While the U.S. says visitors are still welcome, they will face tougher screenings. In March, the Trump administration instructed officials to increase security checks on visas issued to tourists, business travelers and relatives of American residents.

"Consular officers should not hesitate to refuse any case presenting security concerns," wrote Secretary of State Rex Tillerson in the cables, titled "Implementing Immediate Heightened Screening and Vetting of Visa Applications."

As the U.S. continues to clamp down on the vetting of U.S. visas, the European Union is also introducing tighter restrictions upon their visa waiver program.

In March, the European Parliament voted to end visa-free travel for Americans traveling within the EU. The vote came after the U.S. failed to allow five EU countries — Bulgaria, Croatia, Cyprus, Poland and Romania into their visa waiver program.

"The EU Commission is legally obliged to take measures temporarily reintroducing visa requirements for U.S. citizens, given that Washington still does not grant visa-free access to nationals of five EU countries. In a resolution approved on Thursday [March 2], MEPs urge the Commission to adopt the necessary legal measures within two months," said the European Parliament in a statement.

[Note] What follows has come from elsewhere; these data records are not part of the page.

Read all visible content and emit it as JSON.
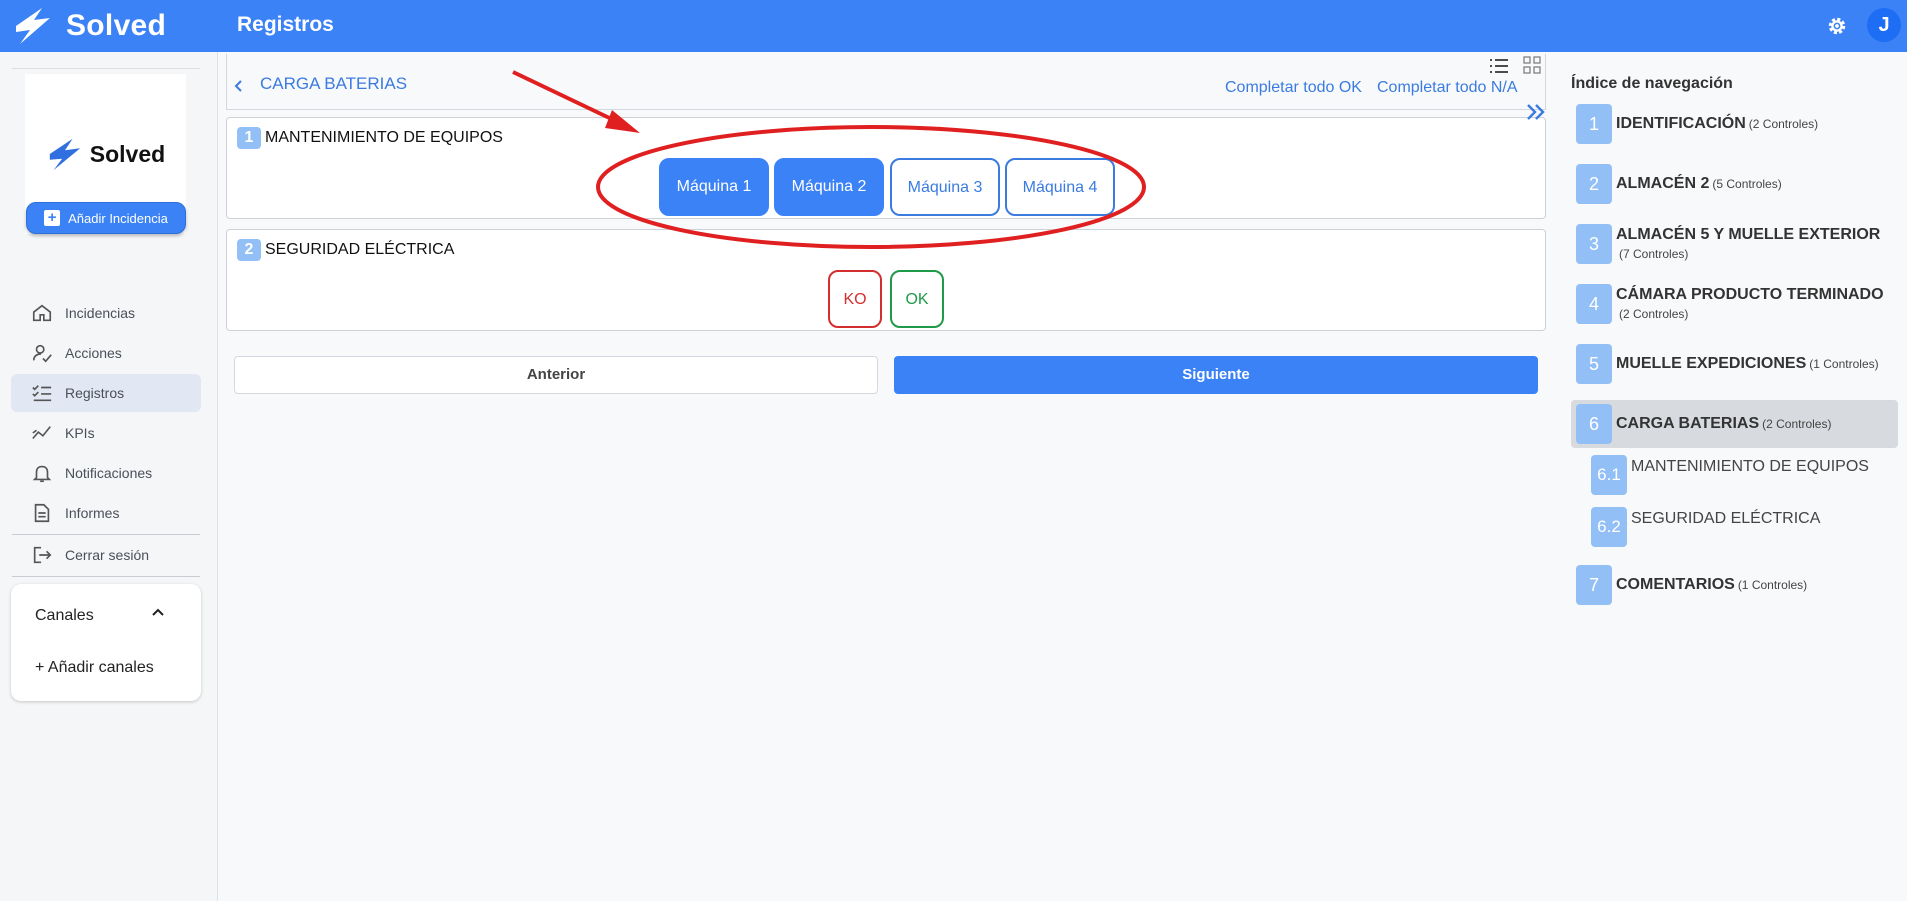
{
  "app": {
    "brand": "Solved",
    "page_title": "Registros",
    "user_initial": "J"
  },
  "sidebar": {
    "logo_text": "Solved",
    "add_incident_label": "Añadir Incidencia",
    "items": [
      {
        "label": "Incidencias",
        "icon": "home-icon"
      },
      {
        "label": "Acciones",
        "icon": "user-check-icon"
      },
      {
        "label": "Registros",
        "icon": "checklist-icon",
        "active": true
      },
      {
        "label": "KPIs",
        "icon": "trend-chart-icon"
      },
      {
        "label": "Notificaciones",
        "icon": "bell-icon"
      },
      {
        "label": "Informes",
        "icon": "document-icon"
      }
    ],
    "logout_label": "Cerrar sesión",
    "channels": {
      "title": "Canales",
      "add_label": "+ Añadir canales"
    }
  },
  "main": {
    "section_title": "CARGA BATERIAS",
    "complete_ok_label": "Completar todo OK",
    "complete_na_label": "Completar todo N/A",
    "questions": [
      {
        "number": "1",
        "title": "MANTENIMIENTO DE EQUIPOS",
        "options": [
          "Máquina 1",
          "Máquina 2",
          "Máquina 3",
          "Máquina 4"
        ],
        "selected": [
          "Máquina 1",
          "Máquina 2"
        ]
      },
      {
        "number": "2",
        "title": "SEGURIDAD ELÉCTRICA",
        "options": [
          "KO",
          "OK"
        ]
      }
    ],
    "prev_label": "Anterior",
    "next_label": "Siguiente",
    "annotation_color": "#e02020"
  },
  "nav_index": {
    "title": "Índice de navegación",
    "items": [
      {
        "num": "1",
        "label": "IDENTIFICACIÓN",
        "count": "(2 Controles)"
      },
      {
        "num": "2",
        "label": "ALMACÉN 2",
        "count": "(5 Controles)"
      },
      {
        "num": "3",
        "label": "ALMACÉN 5 Y MUELLE EXTERIOR",
        "count": "(7 Controles)"
      },
      {
        "num": "4",
        "label": "CÁMARA PRODUCTO TERMINADO",
        "count": "(2 Controles)"
      },
      {
        "num": "5",
        "label": "MUELLE EXPEDICIONES",
        "count": "(1 Controles)"
      },
      {
        "num": "6",
        "label": "CARGA BATERIAS",
        "count": "(2 Controles)",
        "active": true,
        "subitems": [
          {
            "num": "6.1",
            "label": "MANTENIMIENTO DE EQUIPOS"
          },
          {
            "num": "6.2",
            "label": "SEGURIDAD ELÉCTRICA"
          }
        ]
      },
      {
        "num": "7",
        "label": "COMENTARIOS",
        "count": "(1 Controles)"
      }
    ]
  },
  "colors": {
    "primary": "#3b82f6",
    "accent_light": "#93bff7",
    "ko": "#d32f2f",
    "ok": "#1f9a48"
  }
}
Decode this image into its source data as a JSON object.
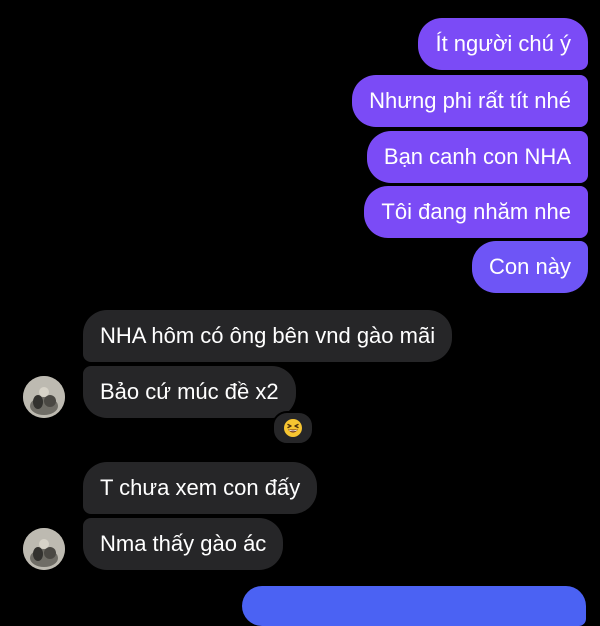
{
  "messages": {
    "outgoing": [
      {
        "text": "Ít người chú ý"
      },
      {
        "text": "Nhưng phi rất tít nhé"
      },
      {
        "text": "Bạn canh con NHA"
      },
      {
        "text": "Tôi đang nhăm nhe"
      },
      {
        "text": "Con này"
      }
    ],
    "incoming": [
      {
        "text": "NHA hôm có ông bên vnd gào mãi"
      },
      {
        "text": "Bảo cứ múc đề x2"
      },
      {
        "text": "T chưa xem con đấy"
      },
      {
        "text": "Nma thấy gào ác"
      }
    ],
    "reaction": {
      "emoji_name": "grinning-squinting-face-icon"
    }
  },
  "colors": {
    "background": "#000000",
    "outgoing_bubble": "#7b4bf6",
    "incoming_bubble": "#262628",
    "text": "#ffffff"
  }
}
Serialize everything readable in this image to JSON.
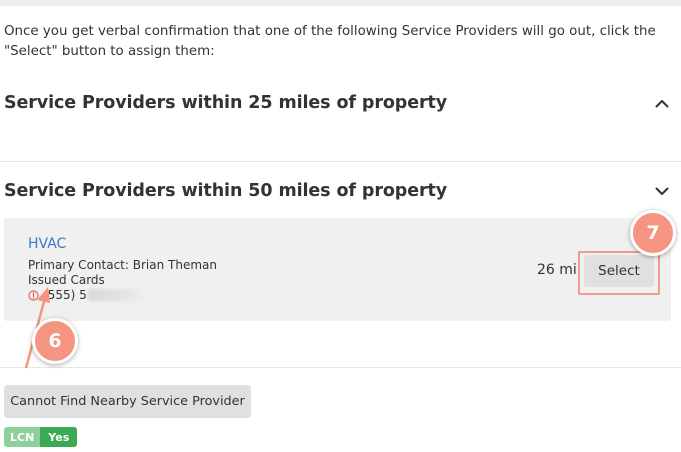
{
  "intro_text": "Once you get verbal confirmation that one of the following Service Providers will go out, click the \"Select\" button to assign them:",
  "sections": [
    {
      "title": "Service Providers within 25 miles of property",
      "expanded": false
    },
    {
      "title": "Service Providers within 50 miles of property",
      "expanded": true
    }
  ],
  "provider": {
    "name": "HVAC",
    "contact": "Primary Contact: Brian Theman",
    "cards": "Issued Cards",
    "phone_partial": "(555) 5",
    "distance": "26 mi",
    "select_label": "Select"
  },
  "annotations": {
    "marker_6": "6",
    "marker_7": "7",
    "marker_color": "#f59480"
  },
  "cannot_find_label": "Cannot Find Nearby Service Provider",
  "badge": {
    "key": "LCN",
    "value": "Yes"
  },
  "colors": {
    "link": "#3a78c9",
    "badge_green": "#3aaa54",
    "highlight_border": "#f19b8a",
    "warning_red": "#e05b5b"
  }
}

As of now, American travelers have been able to travel throughout Europe without needing a visa for stays of less than 90 days. A June 15 meeting is scheduled between the U.S.-EU to try to resolve the visa issue.

"We will report on further progress made before the end of June and continue to work closely with both the European Parliament and the Council," a Commission spokeswoman said, referring to the council which groups the governments of the 28 EU member states.

If the visa resolution remains in place, Americans will have to apply for extra documents to travel throughout Europe. In 2016, 12.6 million U.S. citizens traveled to Europe, according to the U.S. National Travel and Tourism Office.

While some lawmakers agree with the need for tougher visa regulations for American travelers, others think European travel may suffer.

"Making it more difficult for U.S. citizens to travel to Europe would certainly deprive the European travel and tourism sector of essential revenue, and put thousands of European jobs at stake in one of the few sectors which experiences a strong growth in employment," Eduardo Santander, executive director of the ETC, wrote in a joint letter with Michael de Blust, secretariat of the Network for the European Private Sector in Tourism, to MEPs.

One thing is certain: Both American and European travelers will need to check to make sure they have the proper documentation for any travel this upcoming summer.